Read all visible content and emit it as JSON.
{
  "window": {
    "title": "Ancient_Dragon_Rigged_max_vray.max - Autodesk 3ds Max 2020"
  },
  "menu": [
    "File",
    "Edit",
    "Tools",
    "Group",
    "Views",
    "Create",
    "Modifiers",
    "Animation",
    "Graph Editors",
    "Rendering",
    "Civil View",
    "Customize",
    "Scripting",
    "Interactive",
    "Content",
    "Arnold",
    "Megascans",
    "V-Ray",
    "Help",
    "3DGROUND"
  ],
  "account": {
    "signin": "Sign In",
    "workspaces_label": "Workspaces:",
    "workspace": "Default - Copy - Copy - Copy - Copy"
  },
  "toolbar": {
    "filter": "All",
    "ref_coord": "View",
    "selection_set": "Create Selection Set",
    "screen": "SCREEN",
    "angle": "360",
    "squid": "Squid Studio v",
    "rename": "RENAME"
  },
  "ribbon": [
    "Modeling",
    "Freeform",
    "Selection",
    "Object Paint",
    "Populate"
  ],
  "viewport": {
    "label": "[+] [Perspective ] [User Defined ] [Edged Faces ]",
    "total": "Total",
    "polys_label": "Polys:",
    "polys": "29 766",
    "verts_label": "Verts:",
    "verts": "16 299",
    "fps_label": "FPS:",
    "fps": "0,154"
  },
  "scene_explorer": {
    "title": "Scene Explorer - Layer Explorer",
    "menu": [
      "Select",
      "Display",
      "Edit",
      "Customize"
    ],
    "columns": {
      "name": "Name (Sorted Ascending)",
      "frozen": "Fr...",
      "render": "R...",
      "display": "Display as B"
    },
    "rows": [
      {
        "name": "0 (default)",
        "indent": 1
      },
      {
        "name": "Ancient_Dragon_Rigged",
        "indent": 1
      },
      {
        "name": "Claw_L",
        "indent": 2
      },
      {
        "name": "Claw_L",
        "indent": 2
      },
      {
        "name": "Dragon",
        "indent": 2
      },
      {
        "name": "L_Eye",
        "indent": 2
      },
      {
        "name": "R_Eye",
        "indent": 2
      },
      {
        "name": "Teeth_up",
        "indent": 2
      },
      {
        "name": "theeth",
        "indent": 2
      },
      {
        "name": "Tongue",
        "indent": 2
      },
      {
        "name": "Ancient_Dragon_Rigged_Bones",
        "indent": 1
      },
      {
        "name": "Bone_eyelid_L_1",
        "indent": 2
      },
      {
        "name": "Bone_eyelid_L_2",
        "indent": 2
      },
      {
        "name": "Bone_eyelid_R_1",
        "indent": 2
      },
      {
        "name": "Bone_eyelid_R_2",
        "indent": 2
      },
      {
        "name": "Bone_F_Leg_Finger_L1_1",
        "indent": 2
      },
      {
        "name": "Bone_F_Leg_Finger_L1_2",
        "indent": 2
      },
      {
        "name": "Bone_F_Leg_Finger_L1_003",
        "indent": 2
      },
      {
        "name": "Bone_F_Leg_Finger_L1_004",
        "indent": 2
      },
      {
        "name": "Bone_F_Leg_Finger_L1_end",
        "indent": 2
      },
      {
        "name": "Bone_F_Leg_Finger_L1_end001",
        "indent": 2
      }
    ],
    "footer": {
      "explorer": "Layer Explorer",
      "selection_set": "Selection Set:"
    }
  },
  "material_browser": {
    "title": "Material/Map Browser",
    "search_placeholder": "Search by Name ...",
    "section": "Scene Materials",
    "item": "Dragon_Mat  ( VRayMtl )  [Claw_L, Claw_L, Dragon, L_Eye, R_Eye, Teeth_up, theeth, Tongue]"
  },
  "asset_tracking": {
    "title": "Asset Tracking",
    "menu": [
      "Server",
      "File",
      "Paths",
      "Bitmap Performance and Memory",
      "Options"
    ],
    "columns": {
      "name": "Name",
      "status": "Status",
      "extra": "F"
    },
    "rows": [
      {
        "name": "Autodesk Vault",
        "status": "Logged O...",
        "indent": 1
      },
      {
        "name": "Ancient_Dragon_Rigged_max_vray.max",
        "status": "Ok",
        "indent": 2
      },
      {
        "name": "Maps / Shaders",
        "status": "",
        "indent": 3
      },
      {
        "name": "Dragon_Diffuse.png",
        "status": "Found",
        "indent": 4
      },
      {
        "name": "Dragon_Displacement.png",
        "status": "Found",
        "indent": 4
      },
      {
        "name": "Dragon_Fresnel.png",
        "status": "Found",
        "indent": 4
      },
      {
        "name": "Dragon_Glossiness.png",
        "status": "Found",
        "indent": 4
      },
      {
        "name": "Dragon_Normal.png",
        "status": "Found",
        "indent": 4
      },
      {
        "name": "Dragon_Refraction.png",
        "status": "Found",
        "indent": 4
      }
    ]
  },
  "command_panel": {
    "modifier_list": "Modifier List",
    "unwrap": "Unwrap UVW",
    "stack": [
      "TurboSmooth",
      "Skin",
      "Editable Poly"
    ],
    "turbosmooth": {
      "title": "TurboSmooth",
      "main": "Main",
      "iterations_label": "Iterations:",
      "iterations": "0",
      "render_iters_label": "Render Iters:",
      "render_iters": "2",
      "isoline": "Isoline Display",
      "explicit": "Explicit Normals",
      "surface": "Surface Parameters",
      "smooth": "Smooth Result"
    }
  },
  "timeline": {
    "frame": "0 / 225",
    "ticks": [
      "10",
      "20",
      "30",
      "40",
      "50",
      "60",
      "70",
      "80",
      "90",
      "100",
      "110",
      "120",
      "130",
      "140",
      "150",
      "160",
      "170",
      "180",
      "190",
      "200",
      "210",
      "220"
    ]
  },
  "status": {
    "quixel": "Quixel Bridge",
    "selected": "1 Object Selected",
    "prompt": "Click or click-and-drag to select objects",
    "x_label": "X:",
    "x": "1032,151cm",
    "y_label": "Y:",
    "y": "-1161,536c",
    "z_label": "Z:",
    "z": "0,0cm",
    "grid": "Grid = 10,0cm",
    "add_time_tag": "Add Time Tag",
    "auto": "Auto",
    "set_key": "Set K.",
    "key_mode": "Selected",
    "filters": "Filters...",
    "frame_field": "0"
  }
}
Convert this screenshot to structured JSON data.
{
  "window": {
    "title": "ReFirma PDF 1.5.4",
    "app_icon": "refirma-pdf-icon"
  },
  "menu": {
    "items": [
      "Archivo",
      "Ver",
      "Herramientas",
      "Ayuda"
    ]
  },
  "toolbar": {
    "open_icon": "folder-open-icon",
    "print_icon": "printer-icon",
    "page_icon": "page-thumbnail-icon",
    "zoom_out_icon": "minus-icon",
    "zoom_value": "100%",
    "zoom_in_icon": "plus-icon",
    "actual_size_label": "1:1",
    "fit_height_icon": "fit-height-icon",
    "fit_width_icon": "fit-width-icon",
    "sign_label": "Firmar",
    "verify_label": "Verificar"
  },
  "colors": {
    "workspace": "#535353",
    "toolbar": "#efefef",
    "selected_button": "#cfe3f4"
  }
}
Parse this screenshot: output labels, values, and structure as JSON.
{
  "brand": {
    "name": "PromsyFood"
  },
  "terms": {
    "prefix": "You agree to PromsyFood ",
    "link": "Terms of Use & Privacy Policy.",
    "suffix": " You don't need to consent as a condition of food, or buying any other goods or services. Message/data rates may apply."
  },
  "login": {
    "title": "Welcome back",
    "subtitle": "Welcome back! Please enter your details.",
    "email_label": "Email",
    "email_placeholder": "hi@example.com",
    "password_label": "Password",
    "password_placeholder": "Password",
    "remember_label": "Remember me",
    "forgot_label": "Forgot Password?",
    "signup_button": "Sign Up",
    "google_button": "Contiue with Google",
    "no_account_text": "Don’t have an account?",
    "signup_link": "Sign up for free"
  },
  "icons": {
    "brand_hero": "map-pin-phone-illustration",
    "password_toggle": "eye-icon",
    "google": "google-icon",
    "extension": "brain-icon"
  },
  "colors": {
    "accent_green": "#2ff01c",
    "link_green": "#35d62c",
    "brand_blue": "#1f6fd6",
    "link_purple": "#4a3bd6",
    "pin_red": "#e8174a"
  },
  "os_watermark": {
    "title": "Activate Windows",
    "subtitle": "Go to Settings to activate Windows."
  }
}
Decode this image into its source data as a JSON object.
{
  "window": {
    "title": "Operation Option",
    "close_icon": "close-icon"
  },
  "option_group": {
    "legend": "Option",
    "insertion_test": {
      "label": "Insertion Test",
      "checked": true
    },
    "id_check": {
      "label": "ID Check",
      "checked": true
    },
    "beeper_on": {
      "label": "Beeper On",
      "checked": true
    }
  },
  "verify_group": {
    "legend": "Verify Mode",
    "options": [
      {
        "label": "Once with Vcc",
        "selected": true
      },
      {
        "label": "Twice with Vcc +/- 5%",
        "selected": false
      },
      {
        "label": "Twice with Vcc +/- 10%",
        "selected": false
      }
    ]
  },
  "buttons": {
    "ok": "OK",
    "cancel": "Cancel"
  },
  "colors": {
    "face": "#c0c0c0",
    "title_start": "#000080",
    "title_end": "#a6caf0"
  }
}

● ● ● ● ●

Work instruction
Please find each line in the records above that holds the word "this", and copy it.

Solved exercise
Convert this screenshot to structured JSON data.
Parse this screenshot: output labels, values, and structure as JSON.
Decode this image into its source data as a JSON object.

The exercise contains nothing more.